AT&T is spinning off its media wing, merging it with Discovery. Following the sale of Verizon Media’s media assets last month it’s evidence that the much sought-for ‘synergy’ between telecoms and media never materialised. This time, the effective write-off of $85bn (plus debt) signals that there’s a sea change coming in how we value media as a commodity. As Gerry Smith writes for Bloomberg:
“It’s the end of an era for so-called vertical integration – owning media and the means to distribute it – and that could ultimately throw the spotlight on Comcast Corp., another major carrier that made a bet on media.”
Owning both the media and distribution was seen, not so long ago, as a bulwark against the creation of third-party platforms. It also creates another media giant – one with holdings in the UK – in this new combined Discovery and Time Warner.
The last holdout against the partnership between Facebook and German publishers has fallen. Axel Springer, which had previously pushed back against the terms of the deal, has agreed to jump into bed with Facebook. Gosh, who could have foreseen that it was less about principle and more about money?
National, regional and local newspapers are continuing a range of initiatives to support climate change and environmental causes. Whether you think it’s a cynical attempt to appeal to younger, more environmentally conscious consumers or not, we should applaud every effort to bring these initiatives to the fore.

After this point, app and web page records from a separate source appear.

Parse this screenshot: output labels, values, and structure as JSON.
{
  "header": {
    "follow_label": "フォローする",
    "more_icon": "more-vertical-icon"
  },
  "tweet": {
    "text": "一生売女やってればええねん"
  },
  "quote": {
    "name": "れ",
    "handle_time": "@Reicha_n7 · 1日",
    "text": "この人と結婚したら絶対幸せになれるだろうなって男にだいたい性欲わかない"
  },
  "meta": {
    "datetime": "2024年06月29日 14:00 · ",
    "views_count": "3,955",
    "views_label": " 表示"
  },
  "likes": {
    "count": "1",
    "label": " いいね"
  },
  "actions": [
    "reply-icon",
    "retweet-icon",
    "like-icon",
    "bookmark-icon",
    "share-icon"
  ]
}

Journalists – especially women and those from Black and Jewish backgrounds, among others – are frequently targeted by trolls online. It’s escalated to the point that trainee journalists should now probably receive training in how to deal with the vitriol they’ll receive. Sad state of affairs.This content originally appeared in The Media Roundup, a daily newsletter from Media Voices. Subscribe here: